WORK INSTRUCTIONS: Sort through the material below and copy each line with "handle".

EXTRACTED DATA:
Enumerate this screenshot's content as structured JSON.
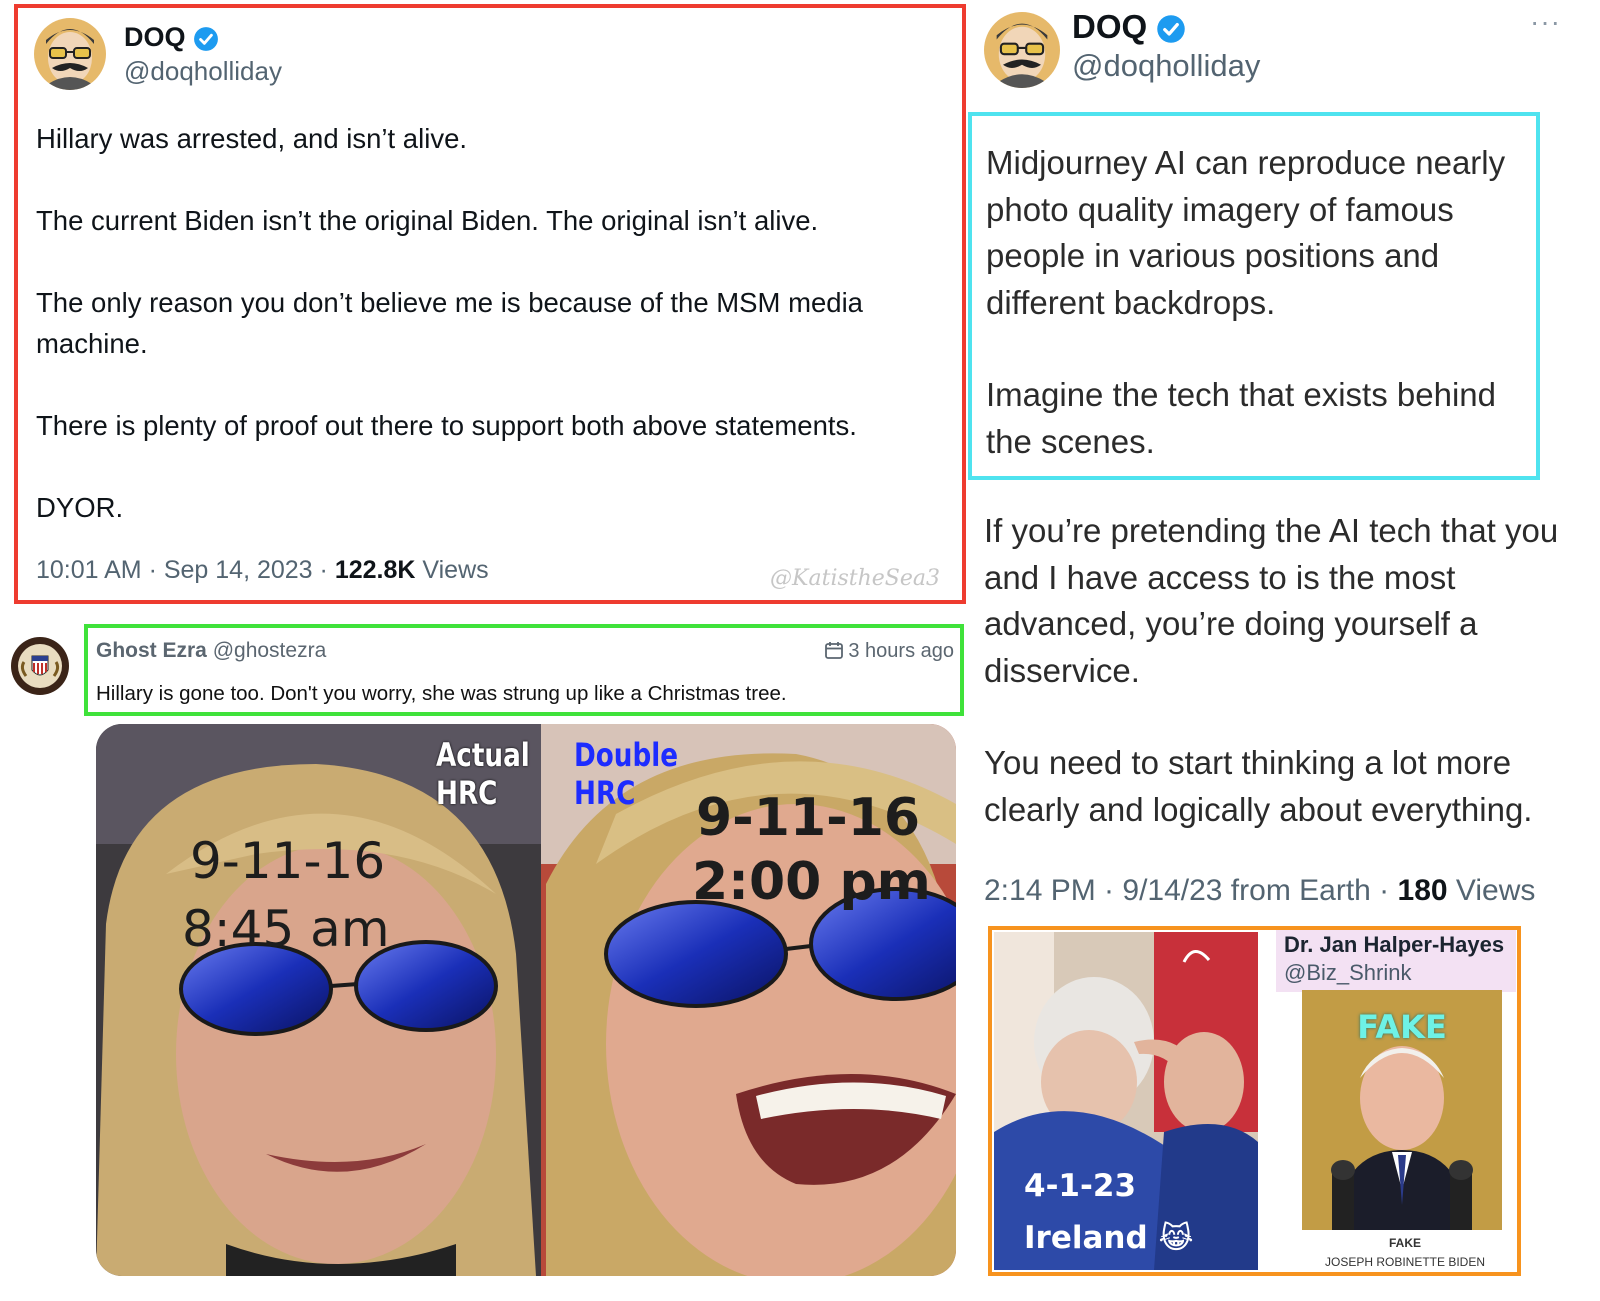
{
  "left_tweet": {
    "display_name": "DOQ",
    "handle": "@doqholliday",
    "paragraphs": [
      "Hillary was arrested, and isn’t alive.",
      "The current Biden isn’t the original Biden. The original isn’t alive.",
      "The only reason you don’t believe me is because of the MSM media machine.",
      "There is plenty of proof out there to support both above statements.",
      "DYOR."
    ],
    "meta_prefix": "10:01 AM · Sep 14, 2023 · ",
    "views_count": "122.8K",
    "views_label": " Views",
    "watermark": "@KatistheSea3"
  },
  "ezra_comment": {
    "name": "Ghost Ezra",
    "handle": "@ghostezra",
    "time": "3 hours ago",
    "text": "Hillary is gone too. Don't you worry, she was strung up like a Christmas tree."
  },
  "meme": {
    "actual_label_1": "Actual",
    "actual_label_2": "HRC",
    "double_label_1": "Double",
    "double_label_2": "HRC",
    "left_date": "9-11-16",
    "left_time": "8:45 am",
    "right_date": "9-11-16",
    "right_time": "2:00 pm"
  },
  "right_tweet": {
    "display_name": "DOQ",
    "handle": "@doqholliday",
    "more": "···",
    "p1": "Midjourney AI can reproduce nearly photo quality imagery of famous people in various positions and different backdrops.",
    "p2": "Imagine the tech that exists behind the scenes.",
    "p3": "If you’re pretending the AI tech that you and I have access to is the most advanced, you’re doing yourself a disservice.",
    "p4": "You need to start thinking a lot more clearly and logically about everything.",
    "meta_prefix": "2:14 PM · 9/14/23 from Earth · ",
    "views_count": "180",
    "views_label": " Views"
  },
  "biden_photo": {
    "date": "4-1-23",
    "place": "Ireland",
    "emoji": "😹"
  },
  "halper_post": {
    "name": "Dr. Jan Halper-Hayes",
    "handle": "@Biz_Shrink",
    "fake_label": "FAKE",
    "fake_small": "FAKE",
    "caption": "JOSEPH ROBINETTE BIDEN"
  },
  "colors": {
    "red_frame": "#ee3b2f",
    "green_frame": "#3fe23a",
    "cyan_frame": "#4fe3ef",
    "orange_frame": "#f7931e",
    "verified_blue": "#1d9bf0",
    "double_label_blue": "#1d2cff"
  }
}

REPLY:
    "handle": "@doqholliday",
    "handle": "@ghostezra",
    "handle": "@doqholliday",
    "handle": "@Biz_Shrink",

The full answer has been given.